MATERIALS PROVIDED section start
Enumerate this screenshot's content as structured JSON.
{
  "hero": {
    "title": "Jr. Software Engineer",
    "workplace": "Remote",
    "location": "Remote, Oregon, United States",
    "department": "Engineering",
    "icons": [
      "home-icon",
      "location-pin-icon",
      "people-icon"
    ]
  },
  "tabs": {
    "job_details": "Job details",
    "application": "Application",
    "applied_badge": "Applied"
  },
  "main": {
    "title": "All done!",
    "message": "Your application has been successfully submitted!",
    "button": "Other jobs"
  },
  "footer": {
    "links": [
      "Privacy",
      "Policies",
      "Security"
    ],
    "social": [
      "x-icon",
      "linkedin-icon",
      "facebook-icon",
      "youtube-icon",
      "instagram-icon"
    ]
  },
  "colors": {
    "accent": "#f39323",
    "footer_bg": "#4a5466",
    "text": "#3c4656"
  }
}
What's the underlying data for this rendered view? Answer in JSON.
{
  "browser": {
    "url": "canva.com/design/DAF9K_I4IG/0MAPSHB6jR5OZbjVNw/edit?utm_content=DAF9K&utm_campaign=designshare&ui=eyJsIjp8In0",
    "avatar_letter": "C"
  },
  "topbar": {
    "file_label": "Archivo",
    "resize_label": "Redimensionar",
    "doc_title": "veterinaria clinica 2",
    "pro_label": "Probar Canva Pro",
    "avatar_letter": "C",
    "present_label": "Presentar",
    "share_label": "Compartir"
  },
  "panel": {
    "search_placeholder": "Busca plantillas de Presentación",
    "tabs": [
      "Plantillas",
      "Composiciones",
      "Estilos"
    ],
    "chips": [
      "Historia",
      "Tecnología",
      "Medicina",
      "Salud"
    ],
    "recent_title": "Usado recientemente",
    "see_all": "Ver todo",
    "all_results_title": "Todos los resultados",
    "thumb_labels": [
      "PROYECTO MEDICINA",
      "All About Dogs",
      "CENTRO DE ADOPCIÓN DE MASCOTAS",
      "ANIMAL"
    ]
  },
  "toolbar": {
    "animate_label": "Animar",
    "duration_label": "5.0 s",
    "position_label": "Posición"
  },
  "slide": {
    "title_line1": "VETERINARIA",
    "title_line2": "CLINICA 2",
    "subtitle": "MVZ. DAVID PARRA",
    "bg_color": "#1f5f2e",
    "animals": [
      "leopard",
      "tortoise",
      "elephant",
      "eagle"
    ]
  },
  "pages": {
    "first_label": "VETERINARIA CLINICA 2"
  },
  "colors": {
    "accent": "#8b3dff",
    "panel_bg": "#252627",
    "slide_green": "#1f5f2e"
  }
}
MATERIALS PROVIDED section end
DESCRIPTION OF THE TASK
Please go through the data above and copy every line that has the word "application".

ANSWER AREA
    "application": "Application",
    "message": "Your application has been successfully submitted!",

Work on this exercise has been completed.